From George Grams (Salt Spring): “In my view, GMOs are damaging and should be outlawed. Reasons: they are damaging to health; they do not promote increased production; patenting seeds opens the door to political and economic abuse of seed stock and so breaches our fundamental right to maintain control over our food sources. Fighting for [public] awareness can best be achieved through labelling to allow GMOs to be clearly identified in the stores. Labelling was the most effective instrument to change in Europe. Once labeled, people exercised their right not to buy GMOs and so those products containing them were frozen out of the marketplace by the consumer. Banning neonicotinoids is urgently needed, followed by vigorous prosecution and severe penalties for those who defy the ban.”
From Derek Masselink (North Pender): “I absolutely support the idea of the Southern Gulf Islands being GE free and preferably organic, eliminating the use of harmful herbicides and pesticides.”
From Peter Grove (Salt Spring): “The Islands Trust is opposed to all forms of genetically modified foods and supports sustainable local farm practices, which GM is not, in the long run. I support the Islands Trust position. The Islands Trust will continue to advocate for proper food labelling which has proved to be successful in Europe in reducing the amount of GM food produced.”
From Gary Steeves (North Pender): “I am opposed to genetically engineered crops and I am opposed to the use of herbicides and pesticides. I would advocate for and support provincial legislation to outlaw pesticide and herbicide use.”
From Perri Gorrara (Denman): “I am against GMOs, all genetically engineered crops, herbicides, pesticides and neonicotinoids.”
From Peter Johnston (Lasqueti): “I do not believe that genetically engineered crops should be grown anywhere in the open. They have not been assessed for safety, only assumed to be safe because they are substantially the same as ordinary crops of their type. At the same time, they are significantly different enough to be owned by their developers, who are mostly chemical companies who produce the GM crops so that more pesticides can be used on them than on non-GM crops, because they can resist the pesticides. Only exception is BT-producing GE crops, who produce the pesticide themselves, in every cell of the crop. I will continue to speak out against planting of GE crops, and advocate that people buy only crops that they know are non-GMO, preferably Certified Organic crops, because they are much safer for all sorts of reasons. I will continue to argue that GE crops and products should be labelled, so that consumers can have a choice about whether or not to purchase and consume them.”
And, last but not least, from Sandy Pottle and Dave Ages (Galiano): “We are opposed to the use of GE crops generally, but particularly in our small Island community. The Official Community Plan for Galiano, amended about 5 years ago, included the following. Farm operators shall be encouraged to:
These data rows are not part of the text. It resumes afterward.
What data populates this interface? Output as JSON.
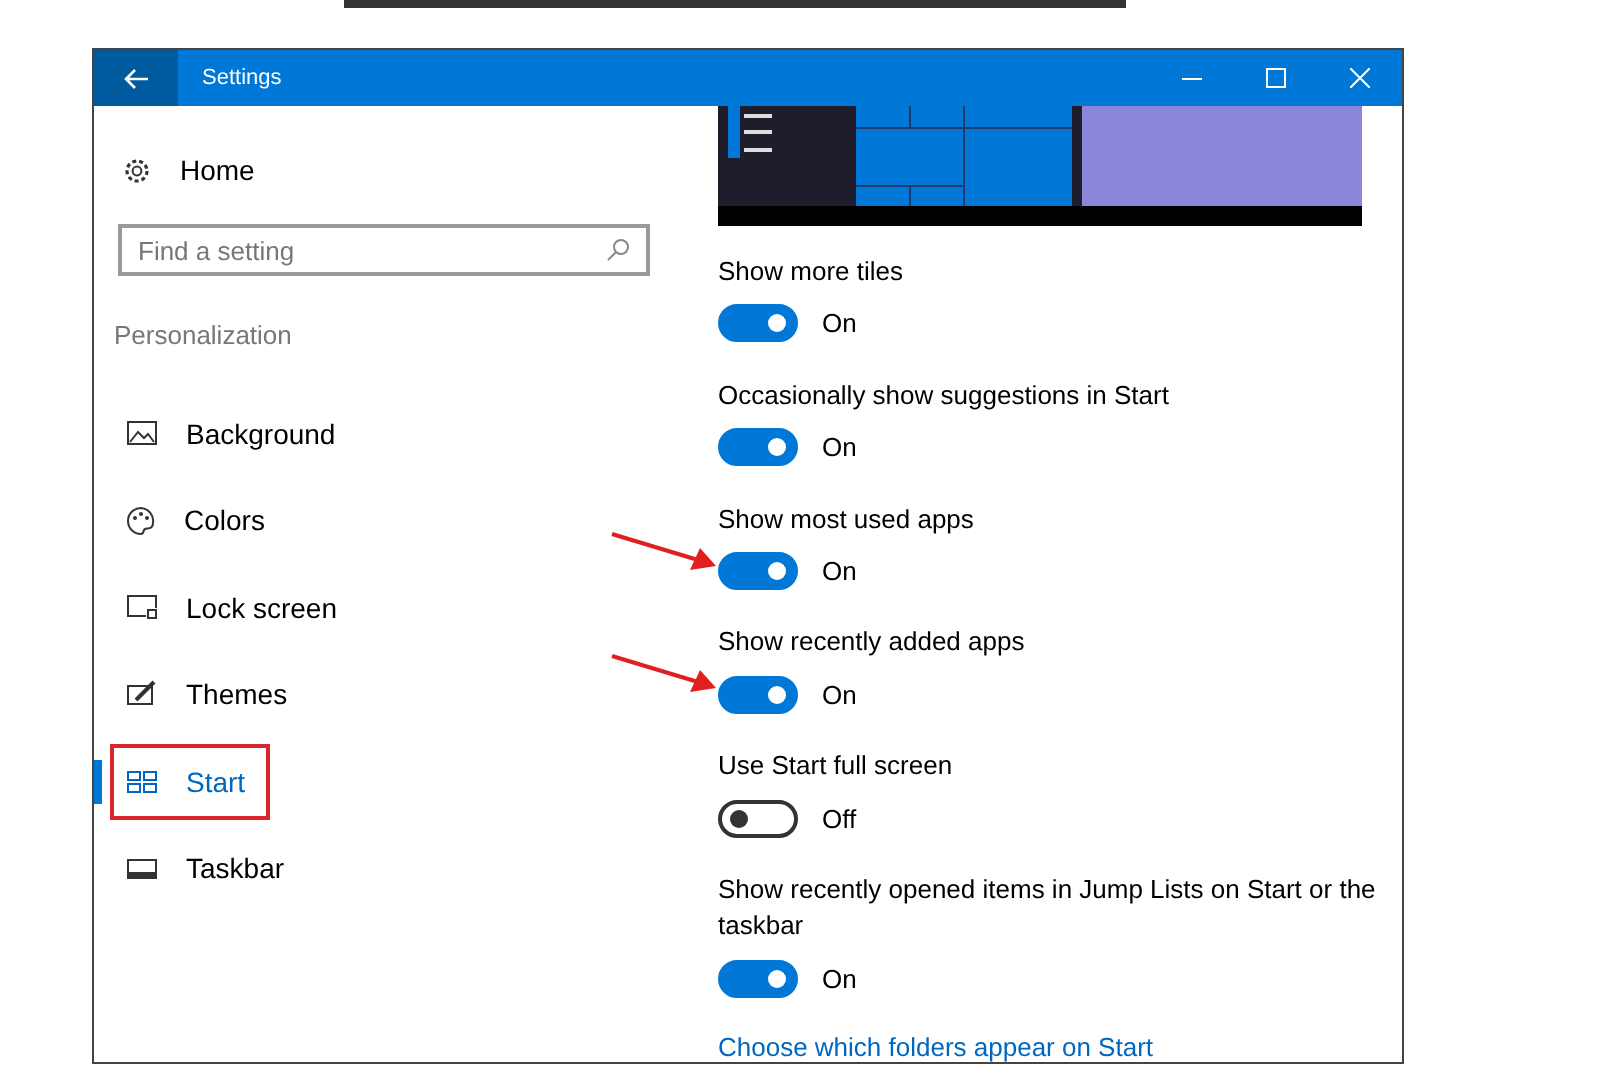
{
  "window": {
    "title": "Settings"
  },
  "sidebar": {
    "home": "Home",
    "search": {
      "placeholder": "Find a setting"
    },
    "section": "Personalization",
    "items": [
      {
        "label": "Background",
        "selected": false,
        "outlined": false
      },
      {
        "label": "Colors",
        "selected": false,
        "outlined": false
      },
      {
        "label": "Lock screen",
        "selected": false,
        "outlined": false
      },
      {
        "label": "Themes",
        "selected": false,
        "outlined": false
      },
      {
        "label": "Start",
        "selected": true,
        "outlined": true
      },
      {
        "label": "Taskbar",
        "selected": false,
        "outlined": false
      }
    ]
  },
  "settings": [
    {
      "label": "Show more tiles",
      "on": true,
      "state": "On",
      "arrow": false
    },
    {
      "label": "Occasionally show suggestions in Start",
      "on": true,
      "state": "On",
      "arrow": false
    },
    {
      "label": "Show most used apps",
      "on": true,
      "state": "On",
      "arrow": true
    },
    {
      "label": "Show recently added apps",
      "on": true,
      "state": "On",
      "arrow": true
    },
    {
      "label": "Use Start full screen",
      "on": false,
      "state": "Off",
      "arrow": false
    },
    {
      "label": "Show recently opened items in Jump Lists on Start or the taskbar",
      "on": true,
      "state": "On",
      "arrow": false
    }
  ],
  "link": "Choose which folders appear on Start"
}
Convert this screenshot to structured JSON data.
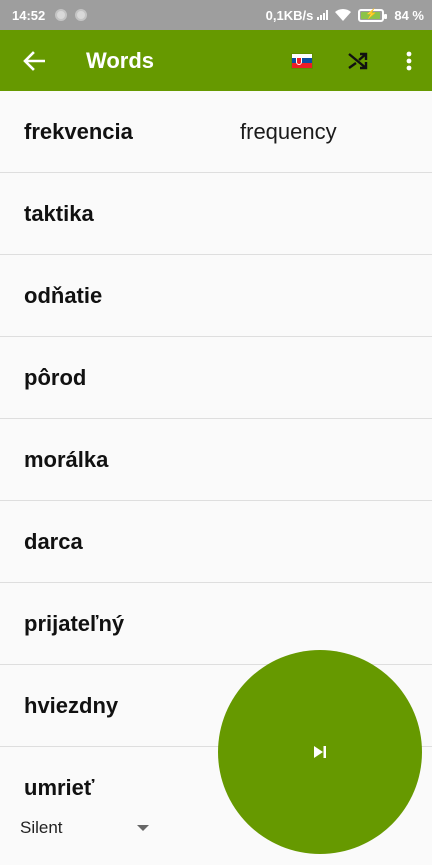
{
  "status_bar": {
    "time": "14:52",
    "network_speed": "0,1KB/s",
    "battery_percent": "84 %"
  },
  "app_bar": {
    "title": "Words",
    "color": "#669900",
    "icons": [
      "back-arrow-icon",
      "slovakia-flag-icon",
      "shuffle-icon",
      "more-vert-icon"
    ]
  },
  "words": [
    {
      "word": "frekvencia",
      "translation": "frequency"
    },
    {
      "word": "taktika",
      "translation": ""
    },
    {
      "word": "odňatie",
      "translation": ""
    },
    {
      "word": "pôrod",
      "translation": ""
    },
    {
      "word": "morálka",
      "translation": ""
    },
    {
      "word": "darca",
      "translation": ""
    },
    {
      "word": "prijateľný",
      "translation": ""
    },
    {
      "word": "hviezdny",
      "translation": ""
    },
    {
      "word": "umrieť",
      "translation": ""
    }
  ],
  "mode_select": {
    "value": "Silent"
  },
  "fab": {
    "icon": "skip-next-icon"
  }
}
- avoid the use of pesticides, herbicides, fungicides and other noxious chemicals,
- ensure production methods maintain soil quality and minimize erosion,
- ensure surface and groundwater recharge areas are not contaminated by agricultural activities,
- collect and store rainwater for irrigation purposes, and
- avoid the use or introduction of genetically modified organisms.”
This Galiano Island policy seems to us at GE Free BC to be wise advice applicable to agriculture across BC.